In the beginning was the Word, and the Word was with God, and the Word was God. The same was in the beginning with God. All things were made by him; and without him was not any thing made that was made. In him was life; and the life was the light of men. And the light shineth in darkness; and the darkness comprehended it not.
Meet The Author
Dr Holly Ordway is Professor of English and faculty in the M.A. in Apologetics at Houston Baptist University; she holds a PhD in English from the University of Massachusetts Amherst.
She is the author of Apologetics and the Christian Imagination: An Integrated Approach to Defending the Faith (Emmaus Road, 2017) and Not God’s Type: An Atheist Academic Lays Down Her Arms (Ignatius, 2014), and she has contributed chapters to C.S. Lewis at Poets’ Corner (edited by Michael Ward and Peter S. Williams), C.S. Lewis’s List: The Ten Books that Influenced Him Most (edited by David Werther) among other volumes; she is also a published poet, with poems in Word in the Wilderness and Love, Remember (edited by Malcolm Guite).
Her academic work focuses on the writings of the Inklings, especially C.S. Lewis and J.R.R. Tolkien. Her current book project is Tolkien’s Modern Sources: Middle-earth Beyond the Middle Ages (forthcoming from Kent State University Press, 2019).
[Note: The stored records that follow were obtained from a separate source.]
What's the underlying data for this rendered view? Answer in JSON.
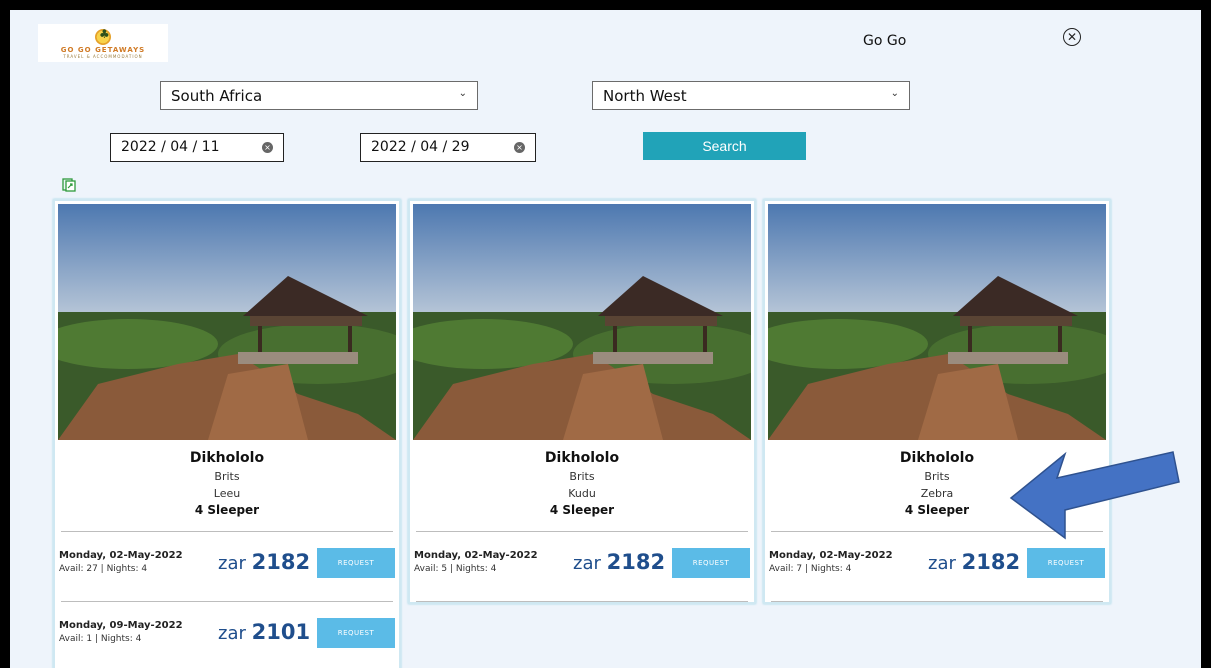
{
  "header": {
    "logo_text": "GO GO GETAWAYS",
    "logo_sub": "TRAVEL & ACCOMMODATION",
    "title": "Go Go"
  },
  "filters": {
    "country": "South Africa",
    "province": "North West",
    "date_from": "2022 / 04 / 11",
    "date_to": "2022 / 04 / 29",
    "search_label": "Search"
  },
  "cards": [
    {
      "name": "Dikhololo",
      "town": "Brits",
      "unit": "Leeu",
      "sleeper": "4 Sleeper",
      "rows": [
        {
          "date": "Monday, 02-May-2022",
          "avail": "Avail: 27  | Nights: 4",
          "currency": "zar",
          "price": "2182",
          "action": "REQUEST"
        },
        {
          "date": "Monday, 09-May-2022",
          "avail": "Avail: 1  | Nights: 4",
          "currency": "zar",
          "price": "2101",
          "action": "REQUEST"
        }
      ]
    },
    {
      "name": "Dikhololo",
      "town": "Brits",
      "unit": "Kudu",
      "sleeper": "4 Sleeper",
      "rows": [
        {
          "date": "Monday, 02-May-2022",
          "avail": "Avail: 5  | Nights: 4",
          "currency": "zar",
          "price": "2182",
          "action": "REQUEST"
        }
      ]
    },
    {
      "name": "Dikhololo",
      "town": "Brits",
      "unit": "Zebra",
      "sleeper": "4 Sleeper",
      "rows": [
        {
          "date": "Monday, 02-May-2022",
          "avail": "Avail: 7  | Nights: 4",
          "currency": "zar",
          "price": "2182",
          "action": "REQUEST"
        }
      ]
    }
  ],
  "colors": {
    "accent": "#21a3b8",
    "request": "#5bbbe7",
    "price": "#1f4e8c",
    "arrow": "#4472c4"
  },
  "icons": {
    "close": "close-circle-icon",
    "export": "export-icon",
    "dropdown": "chevron-down-icon",
    "clear": "clear-icon",
    "annotation": "arrow-icon"
  }
}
She lives in La Crosse, Wisconsin, and travels regularly to speak on Tolkien, Lewis, and imaginative apologetics.
Photo of Holly Ordway by Lancia E Smith